In Florida, if the owner of a property fails to pay the owed amount to construction service providers or material suppliers, the injured party has the right to file a claim against the property. In this article, you will discover which types of construction improvements create a lien in Florida.
Who Can File a Construction Lien Against Property in Florida? – Understanding the Concept
Under Florida Statutes §713.01 (18), different categories of professionals are entitled to file a lien against a property. In the event of nonpayment, a lien may be filed by:
- “A contractor
- A subcontractor
- A sub-subcontractor
- A laborer
- A materialman who contracts with the owner, a contractor, a subcontractor, or
- A professional lienor under Fla. Stat. §713.03″
The same statute adds that a lienor (person holding the lien) can be someone “who has a lien or prospective lien upon real property under this part and includes his or her successor in interest.”
What Construction Improvements Create a Lien in Florida? – Taking a Closer Look
Florida Statutes 713.01 (15) defines the term “improvement” as “any building, structure, construction, demolition, excavation, solid-waste removal, landscaping, or any part thereof existing, built, erected, placed, made, or done on land or other real property for its permanent benefit.”
Under Florida Statutes §713.04 (1), “the work of making the real property suitable as the site of an improvement shall include but shall not be limited to:
- The grading, leveling, excavating, and filling of land, including the furnishing of fill soil
- The grading and paving of streets, curbs, and sidewalks
- The construction of ditches and other area drainage facilities
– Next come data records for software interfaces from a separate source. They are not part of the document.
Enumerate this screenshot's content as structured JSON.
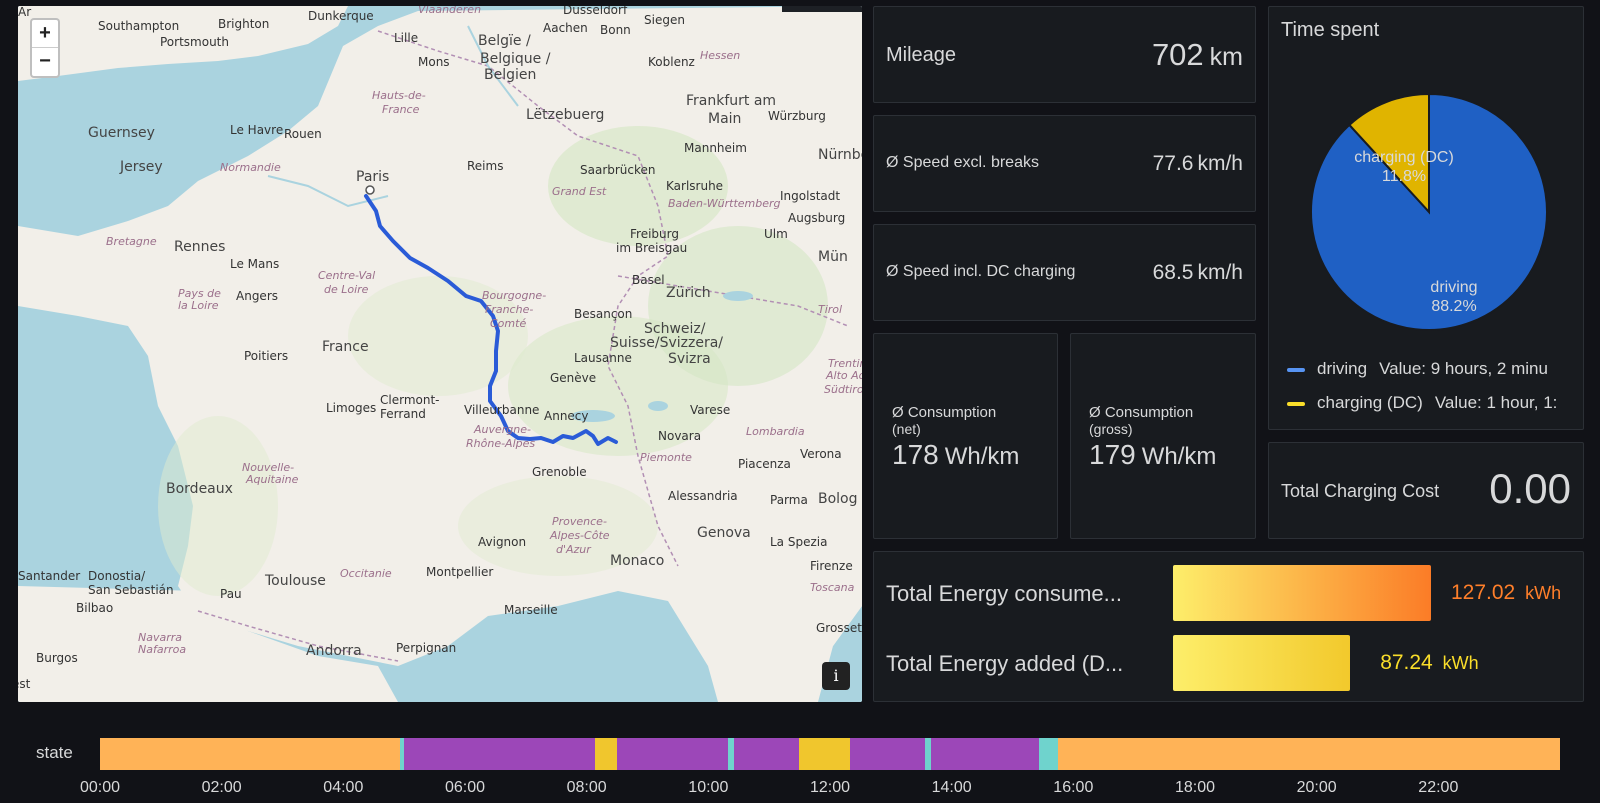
{
  "map": {
    "zoom_in_label": "+",
    "zoom_out_label": "−",
    "info_label": "i",
    "places": [
      {
        "name": "Southampton",
        "cls": ""
      },
      {
        "name": "Brighton",
        "cls": ""
      },
      {
        "name": "Portsmouth",
        "cls": ""
      },
      {
        "name": "Dunkerque",
        "cls": ""
      },
      {
        "name": "Vlaanderen",
        "cls": "region"
      },
      {
        "name": "Düsseldorf",
        "cls": ""
      },
      {
        "name": "Siegen",
        "cls": ""
      },
      {
        "name": "Hessen",
        "cls": "region"
      },
      {
        "name": "Lille",
        "cls": ""
      },
      {
        "name": "Aachen",
        "cls": ""
      },
      {
        "name": "Bonn",
        "cls": ""
      },
      {
        "name": "Mons",
        "cls": ""
      },
      {
        "name": "Belgïe /",
        "cls": "big"
      },
      {
        "name": "Belgique /",
        "cls": "big"
      },
      {
        "name": "Belgien",
        "cls": "big"
      },
      {
        "name": "Koblenz",
        "cls": ""
      },
      {
        "name": "Würzburg",
        "cls": ""
      },
      {
        "name": "Frankfurt am",
        "cls": "big"
      },
      {
        "name": "Main",
        "cls": "big"
      },
      {
        "name": "Guernsey",
        "cls": "big"
      },
      {
        "name": "Le Havre",
        "cls": ""
      },
      {
        "name": "Rouen",
        "cls": ""
      },
      {
        "name": "Hauts-de-",
        "cls": "region"
      },
      {
        "name": "France",
        "cls": "region"
      },
      {
        "name": "Lëtzebuerg",
        "cls": "big"
      },
      {
        "name": "Mannheim",
        "cls": ""
      },
      {
        "name": "Nürnber",
        "cls": "big"
      },
      {
        "name": "Jersey",
        "cls": "big"
      },
      {
        "name": "Normandie",
        "cls": "region"
      },
      {
        "name": "Paris",
        "cls": "big"
      },
      {
        "name": "Reims",
        "cls": ""
      },
      {
        "name": "Saarbrücken",
        "cls": ""
      },
      {
        "name": "Karlsruhe",
        "cls": ""
      },
      {
        "name": "Ingolstadt",
        "cls": ""
      },
      {
        "name": "Grand Est",
        "cls": "region"
      },
      {
        "name": "Baden-Württemberg",
        "cls": "region"
      },
      {
        "name": "Augsburg",
        "cls": ""
      },
      {
        "name": "Bretagne",
        "cls": "region"
      },
      {
        "name": "Rennes",
        "cls": "big"
      },
      {
        "name": "Freiburg",
        "cls": ""
      },
      {
        "name": "im Breisgau",
        "cls": ""
      },
      {
        "name": "Ulm",
        "cls": ""
      },
      {
        "name": "Mün",
        "cls": "big"
      },
      {
        "name": "Le Mans",
        "cls": ""
      },
      {
        "name": "Centre-Val",
        "cls": "region"
      },
      {
        "name": "de Loire",
        "cls": "region"
      },
      {
        "name": "Pays de",
        "cls": "region"
      },
      {
        "name": "la Loire",
        "cls": "region"
      },
      {
        "name": "Angers",
        "cls": ""
      },
      {
        "name": "Bourgogne-",
        "cls": "region"
      },
      {
        "name": "Franche-",
        "cls": "region"
      },
      {
        "name": "Comté",
        "cls": "region"
      },
      {
        "name": "Basel",
        "cls": ""
      },
      {
        "name": "Zürich",
        "cls": "big"
      },
      {
        "name": "Besançon",
        "cls": ""
      },
      {
        "name": "Schweiz/",
        "cls": "big"
      },
      {
        "name": "Suisse/Svizzera/",
        "cls": "big"
      },
      {
        "name": "Svizra",
        "cls": "big"
      },
      {
        "name": "Tirol",
        "cls": "region"
      },
      {
        "name": "Poitiers",
        "cls": ""
      },
      {
        "name": "France",
        "cls": "big"
      },
      {
        "name": "Lausanne",
        "cls": ""
      },
      {
        "name": "Trentino-",
        "cls": "region"
      },
      {
        "name": "Alto Adige",
        "cls": "region"
      },
      {
        "name": "Südtirol",
        "cls": "region"
      },
      {
        "name": "Genève",
        "cls": ""
      },
      {
        "name": "Limoges",
        "cls": ""
      },
      {
        "name": "Clermont-",
        "cls": ""
      },
      {
        "name": "Ferrand",
        "cls": ""
      },
      {
        "name": "Villeurbanne",
        "cls": ""
      },
      {
        "name": "Annecy",
        "cls": ""
      },
      {
        "name": "Varese",
        "cls": ""
      },
      {
        "name": "Lombardia",
        "cls": "region"
      },
      {
        "name": "Auvergne-",
        "cls": "region"
      },
      {
        "name": "Rhône-Alpes",
        "cls": "region"
      },
      {
        "name": "Novara",
        "cls": ""
      },
      {
        "name": "Verona",
        "cls": ""
      },
      {
        "name": "Piemonte",
        "cls": "region"
      },
      {
        "name": "Piacenza",
        "cls": ""
      },
      {
        "name": "Nouvelle-",
        "cls": "region"
      },
      {
        "name": "Aquitaine",
        "cls": "region"
      },
      {
        "name": "Grenoble",
        "cls": ""
      },
      {
        "name": "Bordeaux",
        "cls": "big"
      },
      {
        "name": "Alessandria",
        "cls": ""
      },
      {
        "name": "Parma",
        "cls": ""
      },
      {
        "name": "Bolog",
        "cls": "big"
      },
      {
        "name": "Provence-",
        "cls": "region"
      },
      {
        "name": "Alpes-Côte",
        "cls": "region"
      },
      {
        "name": "d'Azur",
        "cls": "region"
      },
      {
        "name": "Genova",
        "cls": "big"
      },
      {
        "name": "Avignon",
        "cls": ""
      },
      {
        "name": "La Spezia",
        "cls": ""
      },
      {
        "name": "Santander",
        "cls": ""
      },
      {
        "name": "Donostia/",
        "cls": ""
      },
      {
        "name": "San Sebastián",
        "cls": ""
      },
      {
        "name": "Toulouse",
        "cls": "big"
      },
      {
        "name": "Occitanie",
        "cls": "region"
      },
      {
        "name": "Montpellier",
        "cls": ""
      },
      {
        "name": "Monaco",
        "cls": "big"
      },
      {
        "name": "Firenze",
        "cls": ""
      },
      {
        "name": "Pau",
        "cls": ""
      },
      {
        "name": "Toscana",
        "cls": "region"
      },
      {
        "name": "Bilbao",
        "cls": ""
      },
      {
        "name": "Marseille",
        "cls": ""
      },
      {
        "name": "Grosseto",
        "cls": ""
      },
      {
        "name": "Navarra",
        "cls": "region"
      },
      {
        "name": "Nafarroa",
        "cls": "region"
      },
      {
        "name": "Andorra",
        "cls": "big"
      },
      {
        "name": "Perpignan",
        "cls": ""
      },
      {
        "name": "Burgos",
        "cls": ""
      },
      {
        "name": "est",
        "cls": ""
      },
      {
        "name": "Ar",
        "cls": ""
      }
    ]
  },
  "mileage": {
    "label": "Mileage",
    "value": "702",
    "unit": "km"
  },
  "speed_excl": {
    "label": "Ø Speed excl. breaks",
    "value": "77.6",
    "unit": "km/h"
  },
  "speed_incl": {
    "label": "Ø Speed incl. DC charging",
    "value": "68.5",
    "unit": "km/h"
  },
  "consumption_net": {
    "label_line1": "Ø Consumption",
    "label_line2": "(net)",
    "value": "178",
    "unit": "Wh/km"
  },
  "consumption_gross": {
    "label_line1": "Ø Consumption",
    "label_line2": "(gross)",
    "value": "179",
    "unit": "Wh/km"
  },
  "time_spent": {
    "title": "Time spent",
    "slices": [
      {
        "name": "driving",
        "percent_label": "88.2%",
        "fraction": 0.882,
        "color": "#1f60c4"
      },
      {
        "name": "charging (DC)",
        "percent_label": "11.8%",
        "fraction": 0.118,
        "color": "#e0b400"
      }
    ],
    "legend": [
      {
        "name": "driving",
        "value": "Value: 9 hours, 2 minu",
        "color": "#5794f2"
      },
      {
        "name": "charging (DC)",
        "value": "Value: 1 hour, 1:",
        "color": "#fade2a"
      }
    ]
  },
  "charging_cost": {
    "label": "Total Charging Cost",
    "value": "0.00"
  },
  "energy": {
    "consumed": {
      "label": "Total Energy consume...",
      "value": "127.02",
      "unit": "kWh",
      "fraction": 0.645,
      "color": "#ff7f2a",
      "gradient_start": "#fdee6a",
      "gradient_end": "#fb7c27"
    },
    "added": {
      "label": "Total Energy added (D...",
      "value": "87.24",
      "unit": "kWh",
      "fraction": 0.443,
      "color": "#fade2a",
      "gradient_start": "#fdee6a",
      "gradient_end": "#f2c92c"
    }
  },
  "state": {
    "label": "state",
    "colors": {
      "offline": "#ffb357",
      "charging": "#8ab8ff",
      "driving": "#9c47b8",
      "dc": "#f0c62d",
      "online": "#6fd3cd"
    },
    "segments": [
      {
        "state": "offline",
        "from": 0.0,
        "to": 0.2055
      },
      {
        "state": "online",
        "from": 0.2055,
        "to": 0.2085
      },
      {
        "state": "driving",
        "from": 0.2085,
        "to": 0.339
      },
      {
        "state": "dc",
        "from": 0.339,
        "to": 0.354
      },
      {
        "state": "driving",
        "from": 0.354,
        "to": 0.43
      },
      {
        "state": "online",
        "from": 0.43,
        "to": 0.434
      },
      {
        "state": "driving",
        "from": 0.434,
        "to": 0.479
      },
      {
        "state": "dc",
        "from": 0.479,
        "to": 0.514
      },
      {
        "state": "driving",
        "from": 0.514,
        "to": 0.565
      },
      {
        "state": "online",
        "from": 0.565,
        "to": 0.569
      },
      {
        "state": "driving",
        "from": 0.569,
        "to": 0.643
      },
      {
        "state": "online",
        "from": 0.643,
        "to": 0.656
      },
      {
        "state": "offline",
        "from": 0.656,
        "to": 1.0
      }
    ],
    "ticks": [
      "00:00",
      "02:00",
      "04:00",
      "06:00",
      "08:00",
      "10:00",
      "12:00",
      "14:00",
      "16:00",
      "18:00",
      "20:00",
      "22:00"
    ]
  }
}
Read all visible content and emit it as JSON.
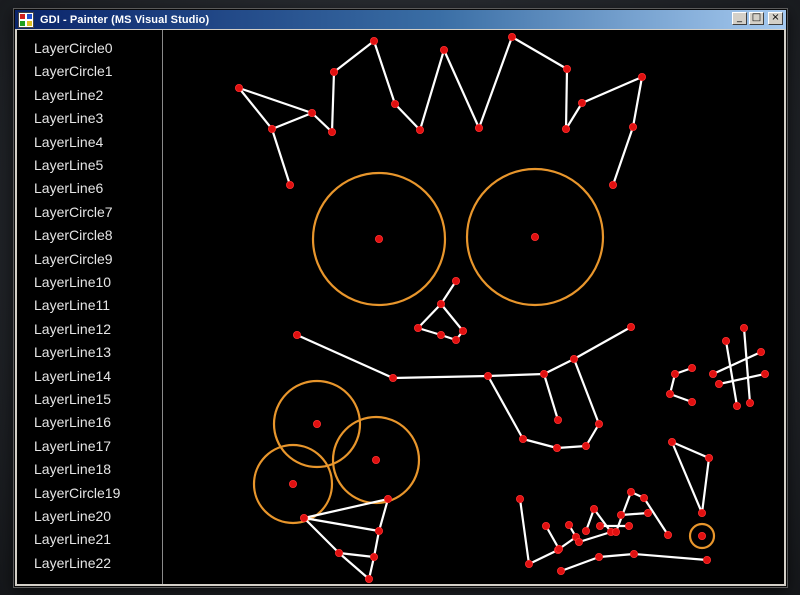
{
  "window": {
    "title": "GDI - Painter (MS Visual Studio)",
    "controls": {
      "minimize": "_",
      "maximize": "□",
      "close": "×"
    }
  },
  "layers": [
    "LayerCircle0",
    "LayerCircle1",
    "LayerLine2",
    "LayerLine3",
    "LayerLine4",
    "LayerLine5",
    "LayerLine6",
    "LayerCircle7",
    "LayerCircle8",
    "LayerCircle9",
    "LayerLine10",
    "LayerLine11",
    "LayerLine12",
    "LayerLine13",
    "LayerLine14",
    "LayerLine15",
    "LayerLine16",
    "LayerLine17",
    "LayerLine18",
    "LayerCircle19",
    "LayerLine20",
    "LayerLine21",
    "LayerLine22"
  ],
  "colors": {
    "canvas_background": "#000000",
    "line_color": "#ffffff",
    "circle_color": "#e8962c",
    "point_color": "#e01010"
  }
}
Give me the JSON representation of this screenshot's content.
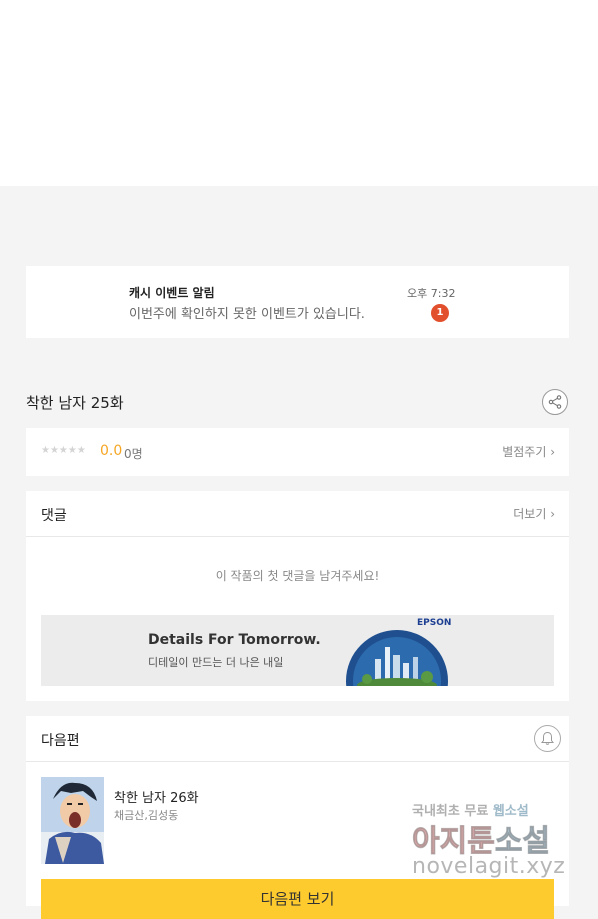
{
  "notification": {
    "title": "캐시 이벤트 알림",
    "message": "이번주에 확인하지 못한 이벤트가 있습니다.",
    "time": "오후 7:32",
    "badge": "1"
  },
  "episode": {
    "title": "착한 남자 25화",
    "rating": {
      "stars": "★★★★★",
      "score": "0.0",
      "count": "0명",
      "rate_label": "별점주기 ›"
    }
  },
  "comments": {
    "title": "댓글",
    "more_label": "더보기 ›",
    "empty_message": "이 작품의 첫 댓글을 남겨주세요!"
  },
  "ad": {
    "headline": "Details For Tomorrow.",
    "subline": "디테일이 만드는 더 나은 내일",
    "brand": "EPSON"
  },
  "next_episode": {
    "section_title": "다음편",
    "title": "착한 남자 26화",
    "authors": "채금산,김성동",
    "button_label": "다음편 보기"
  },
  "watermark": {
    "top_left": "국내최초 무료",
    "top_right": "웹소설",
    "middle_left": "아지툰",
    "middle_right": "소설",
    "bottom": "novelagit.xyz"
  },
  "colors": {
    "accent_yellow": "#fecb2e",
    "badge_red": "#e24f2c",
    "score_orange": "#f5a623"
  }
}
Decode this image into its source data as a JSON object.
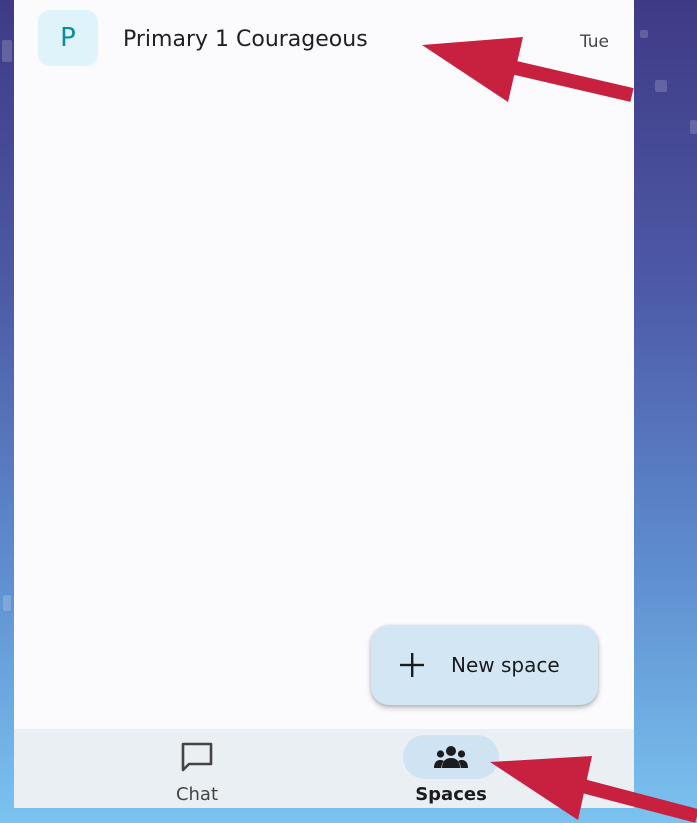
{
  "spaces_list": [
    {
      "avatar_letter": "P",
      "name": "Primary 1 Courageous",
      "time": "Tue"
    }
  ],
  "fab": {
    "label": "New space",
    "icon": "plus-icon"
  },
  "bottom_nav": {
    "items": [
      {
        "label": "Chat",
        "icon": "chat-bubble-icon",
        "selected": false
      },
      {
        "label": "Spaces",
        "icon": "people-group-icon",
        "selected": true
      }
    ]
  },
  "colors": {
    "avatar_bg": "#dff3fb",
    "avatar_text": "#0d8ba3",
    "fab_bg": "#d3e6f3",
    "nav_bg": "#eaeff4",
    "selected_pill": "#cfe3f2",
    "annotation_arrow": "#c8203f"
  }
}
- The laying of pipes and conduits for water, gas, electric, sewage, and drainage purposes, and
- The construction of canals and shall also include the altering, repairing, and redoing of all these things”
Within state jurisdiction, any permanent addition to a piece of real estate is considered an improvement. From the viewpoint of courts in Florida, items that are not permanent cannot create enforceable liens.
For example, state courts have held that different services provided on behalf of a condominium association are not considered lienable improvements, such as:
- Residential cleaning
- Concierge services
It is possible to find evidence in Florida case law showing situations where the court considered a lien fraudulent due to the inclusion of items that are not lienable, such as HOA’s fees, utility charges, and pool/lawn maintenance charges.
Do Lienable Construction Improvements Add Value to Real Property in Florida? – A Realistic Overview
In Florida, courts decided that they are not responsible for assessing the relative advantage of structures built on land to determine whether a lien is enforceable. Courts have used a strict interpretation that only permanent additions to real property are lienable – regardless of the alleged benefit of an improvement.
Potential lienors and property holders should diligently consider whether a lien associated with a certain improvement is enforceable. Consult with an experienced Florida attorney for an individual assessment.